Laverne Cox AKA Sophia Burset in “Orange is the New Black,” received an opportunity that many transgender offenders only hope for: the freedom to define their own gender. However, for many trans women, the reality is placement in a men’s prison, rather than in a women’s prison or special housing where they belong.
Many problems arise at the intersection of transgender issues and criminal justice reform, and among the most important is appropriate housing for transgender individuals. Transgender people are particularly vulnerable in encounter with police, jail, and prisons. The mistreatment behind bars, including verbal, physical, and sexual abuse that these women face from guards and prisoners alike has gone ignored for far too long. In September of this year, a trans women named Ashley Diamond filed suit against Georgia corrections officials for “failing to provide her [with] medical treatment and safekeeping.” Ms. Diamond was housed in a male prison for more than three years, where she was mocked and reprimanded for her gender identity. She was sexually assaulted eight times, which led her to attempted suicide. Due to institutional biases, transgender individuals are often placed in high-risk housing, where they are 40 percent more likely to be violently assaulted and receive no help after the abuse. In a nation that incarcerates more of its citizens than any other democratic state, what hope is there for transsexual offenders?

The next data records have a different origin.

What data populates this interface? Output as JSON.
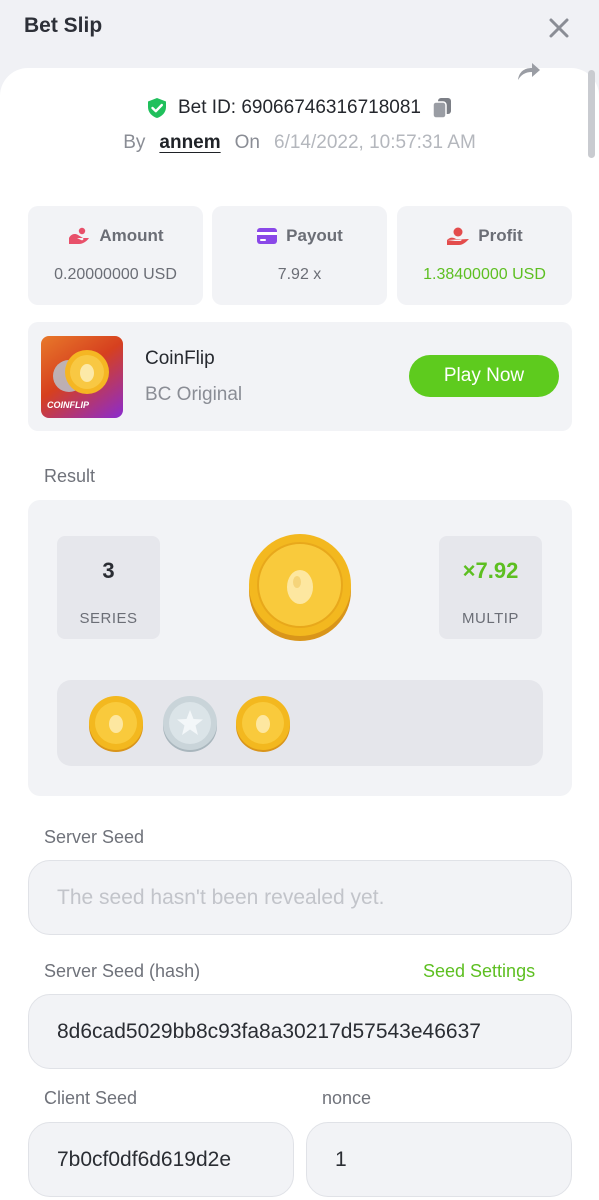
{
  "header": {
    "title": "Bet Slip"
  },
  "bet": {
    "id_label": "Bet ID: 69066746316718081",
    "by_label": "By",
    "username": "annem",
    "on_label": "On",
    "datetime": "6/14/2022, 10:57:31 AM"
  },
  "stats": {
    "amount": {
      "label": "Amount",
      "value": "0.20000000 USD"
    },
    "payout": {
      "label": "Payout",
      "value": "7.92 x"
    },
    "profit": {
      "label": "Profit",
      "value": "1.38400000 USD"
    }
  },
  "game": {
    "thumb_label": "COINFLIP",
    "name": "CoinFlip",
    "provider": "BC Original",
    "play_label": "Play Now"
  },
  "result": {
    "label": "Result",
    "series_value": "3",
    "series_label": "SERIES",
    "multiplier_value": "×7.92",
    "multiplier_label": "MULTIP",
    "coins": [
      "gold",
      "silver",
      "gold"
    ]
  },
  "server_seed": {
    "label": "Server Seed",
    "placeholder": "The seed hasn't been revealed yet."
  },
  "server_seed_hash": {
    "label": "Server Seed (hash)",
    "settings_link": "Seed Settings",
    "value": "8d6cad5029bb8c93fa8a30217d57543e46637"
  },
  "client_seed": {
    "label": "Client Seed",
    "value": "7b0cf0df6d619d2e"
  },
  "nonce": {
    "label": "nonce",
    "value": "1"
  },
  "colors": {
    "accent_green": "#5ecb1e",
    "profit_green": "#5dbf21",
    "shield_green": "#20c05c",
    "card_bg": "#f2f3f6"
  }
}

The grim reality of legislative acts is that it does not provide the safety a trans women would receive in a women’s prison or better yet, in special housing. The Prison Rape Elimination Act (PREA) passed in 2003 was meant to address the widespread problem of sexual assault and harassment in the criminal justice system, but many states opted out of the PREA standards. This was an attempt to address the vulnerability of the transgender population in the criminal justice system by providing them a legal remedy. Under PREA, facilities may lose required accreditation and a portion of their federal funding, but this requires a transsexual offender to file and win a lawsuit against the state. Usually the fear of reprisal makes the chances of a lawsuit being filed more than unlikely. Those who are able to muster up the courage to do so run the risk of being placed in “protective custody,” essentially solitary confinement. Many transgender people are placed in solitary confinement for months, and sometimes even years (a reality well captured by “Orange is the New Black” season 3 when Laverne Cox is placed in solitary confinement for her own “protection” due to being physically assaulted by her fellow inmates). Numerous studies have proven that solitary confinement serves no rehabilitative purpose; it does more harm than good. All signs point to the need for transgender individuals to be housed with their appropriate gender or special housing. Unfortunately, those who wield the power to make change have not found meaningful ways to differentiate between sex and gender, and have a long way to go in making institutions safe for transgender offenders.
Saye Joseph is a first year student MPA-PNP Policy Analysis student. Her interests are advocating for underserved communities and seeking criminal justice reform.
Editor’s Note: An earlier version of this article used the term ‘transsexual’ in place of ‘transgender.’ After careful review we have amended the article to reflect the more neutral and current nomenclature.